**RAW DATA**:
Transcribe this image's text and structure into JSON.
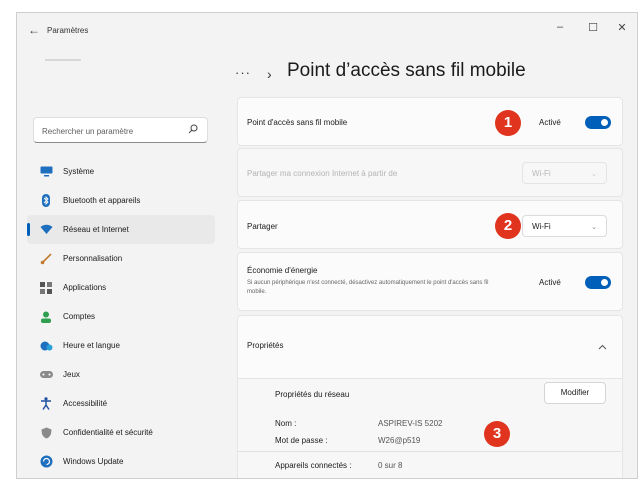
{
  "window": {
    "title": "Paramètres",
    "back_glyph": "←",
    "minimize": "–",
    "maximize": "☐",
    "close": "✕"
  },
  "search": {
    "placeholder": "Rechercher un paramètre"
  },
  "sidebar": {
    "items": [
      {
        "label": "Système",
        "icon": "monitor-icon",
        "selected": false
      },
      {
        "label": "Bluetooth et appareils",
        "icon": "bluetooth-icon",
        "selected": false
      },
      {
        "label": "Réseau et Internet",
        "icon": "wifi-icon",
        "selected": true
      },
      {
        "label": "Personnalisation",
        "icon": "brush-icon",
        "selected": false
      },
      {
        "label": "Applications",
        "icon": "apps-icon",
        "selected": false
      },
      {
        "label": "Comptes",
        "icon": "account-icon",
        "selected": false
      },
      {
        "label": "Heure et langue",
        "icon": "globe-clock-icon",
        "selected": false
      },
      {
        "label": "Jeux",
        "icon": "gamepad-icon",
        "selected": false
      },
      {
        "label": "Accessibilité",
        "icon": "accessibility-icon",
        "selected": false
      },
      {
        "label": "Confidentialité et sécurité",
        "icon": "shield-icon",
        "selected": false
      },
      {
        "label": "Windows Update",
        "icon": "update-icon",
        "selected": false
      }
    ]
  },
  "header": {
    "dots": "···",
    "chevron": "›",
    "title": "Point d’accès sans fil mobile"
  },
  "hotspot": {
    "label": "Point d'accès sans fil mobile",
    "state": "Activé",
    "on": true
  },
  "share_from": {
    "label": "Partager ma connexion Internet à partir de",
    "value": "Wi-Fi"
  },
  "share_over": {
    "label": "Partager",
    "value": "Wi-Fi"
  },
  "power_saving": {
    "label": "Économie d'énergie",
    "description": "Si aucun périphérique n'est connecté, désactivez automatiquement le point d'accès sans fil mobile.",
    "state": "Activé",
    "on": true
  },
  "properties": {
    "label": "Propriétés",
    "network_props_label": "Propriétés du réseau",
    "modify_label": "Modifier",
    "name_label": "Nom :",
    "name_value": "ASPIREV-IS 5202",
    "password_label": "Mot de passe :",
    "password_value": "W26@p519",
    "devices_label": "Appareils connectés :",
    "devices_value": "0 sur 8"
  },
  "badges": {
    "one": "1",
    "two": "2",
    "three": "3"
  },
  "colors": {
    "accent": "#005fb8",
    "badge": "#e0341f"
  }
}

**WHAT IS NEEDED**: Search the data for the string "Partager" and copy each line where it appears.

**SOLUTION**:
    "label": "Partager ma connexion Internet à partir de",
    "label": "Partager",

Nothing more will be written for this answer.